Paul Tournier, the Swiss doctor, counselor and Christian writer sees the temptation of Jesus as a temptation to magic. Magic is using the power of God separated from relationship with God. Magic is the independent use of God's supernatural gifts and promises. The magician is one who uses impersonal formulas and incantations, the only will the magician obeys is his own will, and the only desires her own desires. The prophet of God sees the future - but in the light of the will of God and involving a call to repentance and right living. The prophet is ethically motivated and in union with the will of god. The fortune-teller on the other hand makes no ethical demands; their future is a self-serving one. They are divorced from the Truth. Magic and supernatural power can seem only a whisker apart. Yet they are worlds apart.
Let’s look at a case study where a servant of God was tempted to use his powers for his own purposes and selfish gain. That's right - Balaam!
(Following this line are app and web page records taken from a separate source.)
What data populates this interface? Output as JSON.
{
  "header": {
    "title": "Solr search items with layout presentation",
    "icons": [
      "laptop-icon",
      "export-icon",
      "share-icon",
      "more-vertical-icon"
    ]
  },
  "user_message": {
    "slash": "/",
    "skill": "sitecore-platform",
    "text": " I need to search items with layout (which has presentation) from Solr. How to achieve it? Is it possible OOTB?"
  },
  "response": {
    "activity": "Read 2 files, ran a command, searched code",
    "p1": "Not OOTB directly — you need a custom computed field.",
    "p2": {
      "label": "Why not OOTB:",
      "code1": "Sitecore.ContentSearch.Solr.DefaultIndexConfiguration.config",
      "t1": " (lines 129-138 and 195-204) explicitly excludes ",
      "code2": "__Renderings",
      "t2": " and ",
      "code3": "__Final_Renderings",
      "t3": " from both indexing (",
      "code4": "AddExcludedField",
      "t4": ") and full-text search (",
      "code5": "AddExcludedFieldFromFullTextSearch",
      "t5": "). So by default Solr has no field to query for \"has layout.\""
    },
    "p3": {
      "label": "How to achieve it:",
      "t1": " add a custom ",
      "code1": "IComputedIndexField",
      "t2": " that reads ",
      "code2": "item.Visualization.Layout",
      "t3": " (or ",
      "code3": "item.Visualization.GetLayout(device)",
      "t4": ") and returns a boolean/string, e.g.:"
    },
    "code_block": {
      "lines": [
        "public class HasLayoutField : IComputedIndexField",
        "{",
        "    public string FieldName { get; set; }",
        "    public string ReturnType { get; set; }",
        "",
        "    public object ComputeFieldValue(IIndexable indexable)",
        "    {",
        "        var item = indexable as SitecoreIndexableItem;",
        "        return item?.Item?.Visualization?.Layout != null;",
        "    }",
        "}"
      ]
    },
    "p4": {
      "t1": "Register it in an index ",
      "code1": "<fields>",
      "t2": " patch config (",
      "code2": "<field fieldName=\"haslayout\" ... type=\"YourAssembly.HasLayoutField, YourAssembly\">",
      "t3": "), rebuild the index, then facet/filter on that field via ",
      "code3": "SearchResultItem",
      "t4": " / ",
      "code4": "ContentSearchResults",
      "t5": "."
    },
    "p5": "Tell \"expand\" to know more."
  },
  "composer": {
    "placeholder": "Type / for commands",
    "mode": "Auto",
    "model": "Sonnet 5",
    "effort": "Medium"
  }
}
His story is long and involved and well known to most Christians - there are three whole chapters of the Bible devoted to it - Numbers 22, 23 and 14. Its starts off with King Balak treating Balaam like a magician whose powers were for hire to the highest bidder... "
Numbers 22:5-12 NRSV He sent messengers to Balaam son of Beor at Pethor, which is on the Euphrates, in the land of Amaw, to summon him, saying, "A people has come out of Egypt; they have spread over the face of the earth, and they have settled next to me. (6) Come now, curse this people for me, since they are stronger than I; perhaps I shall be able to defeat them and drive them from the land; for I know that whomever you bless is blessed, and whomever you curse is cursed." (7) So the elders of Moab and the elders of Midian departed with the fees for divination in their hand; and they came to Balaam, and gave him Balak's message. (8) He said to them, "Stay here tonight, and I will bring back word to you, just as the LORD speaks to me"; so the officials of Moab stayed with Balaam. (9) God then appears to Balaam to tell him that His power and His will cannot be separated “God came to Balaam and said, "Who are these men with you?" (10) Balaam said to God, "King Balak son of Zippor of Moab, has sent me this message: (11) 'A people has come out of Egypt and has spread over the face of the earth; now come, curse them for me; perhaps I shall be able to fight against them and drive them out.' (12) God said to Balaam, "You shall not go with them; you shall not curse the people, for they are blessed."